[Source data — start]

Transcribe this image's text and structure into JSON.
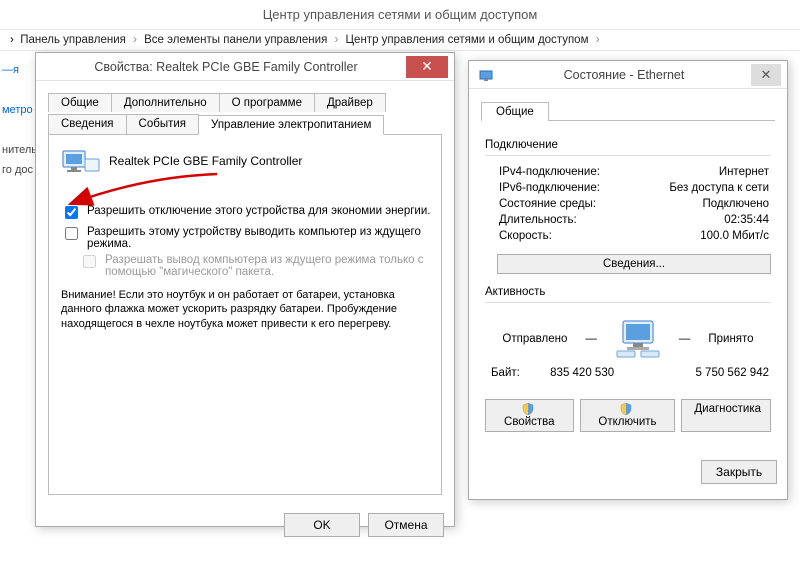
{
  "header": {
    "title": "Центр управления сетями и общим доступом"
  },
  "breadcrumb": {
    "items": [
      "Панель управления",
      "Все элементы панели управления",
      "Центр управления сетями и общим доступом"
    ]
  },
  "left_fragments": [
    "—я",
    "метро",
    "нитель",
    "го дос"
  ],
  "prop_dialog": {
    "title": "Свойства: Realtek PCIe GBE Family Controller",
    "tabs_row1": [
      "Общие",
      "Дополнительно",
      "О программе",
      "Драйвер"
    ],
    "tabs_row2": [
      "Сведения",
      "События",
      "Управление электропитанием"
    ],
    "active_tab": "Управление электропитанием",
    "device_name": "Realtek PCIe GBE Family Controller",
    "chk1": {
      "label": "Разрешить отключение этого устройства для экономии энергии.",
      "checked": true
    },
    "chk2": {
      "label": "Разрешить этому устройству выводить компьютер из ждущего режима.",
      "checked": false
    },
    "chk3": {
      "label": "Разрешать вывод компьютера из ждущего режима только с помощью \"магического\" пакета.",
      "checked": false,
      "disabled": true
    },
    "warning": "Внимание! Если это ноутбук и он работает от батареи, установка данного флажка может ускорить разрядку батареи. Пробуждение находящегося в чехле ноутбука может привести к его перегреву.",
    "ok": "OK",
    "cancel": "Отмена"
  },
  "status_dialog": {
    "title": "Состояние - Ethernet",
    "tab": "Общие",
    "section_conn": "Подключение",
    "conn": {
      "ipv4_k": "IPv4-подключение:",
      "ipv4_v": "Интернет",
      "ipv6_k": "IPv6-подключение:",
      "ipv6_v": "Без доступа к сети",
      "media_k": "Состояние среды:",
      "media_v": "Подключено",
      "dur_k": "Длительность:",
      "dur_v": "02:35:44",
      "speed_k": "Скорость:",
      "speed_v": "100.0 Мбит/с"
    },
    "details_btn": "Сведения...",
    "section_act": "Активность",
    "activity": {
      "sent_label": "Отправлено",
      "recv_label": "Принято",
      "bytes_label": "Байт:",
      "sent": "835 420 530",
      "recv": "5 750 562 942"
    },
    "btn_props": "Свойства",
    "btn_disable": "Отключить",
    "btn_diag": "Диагностика",
    "btn_close": "Закрыть"
  }
}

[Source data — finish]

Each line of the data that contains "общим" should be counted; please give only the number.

2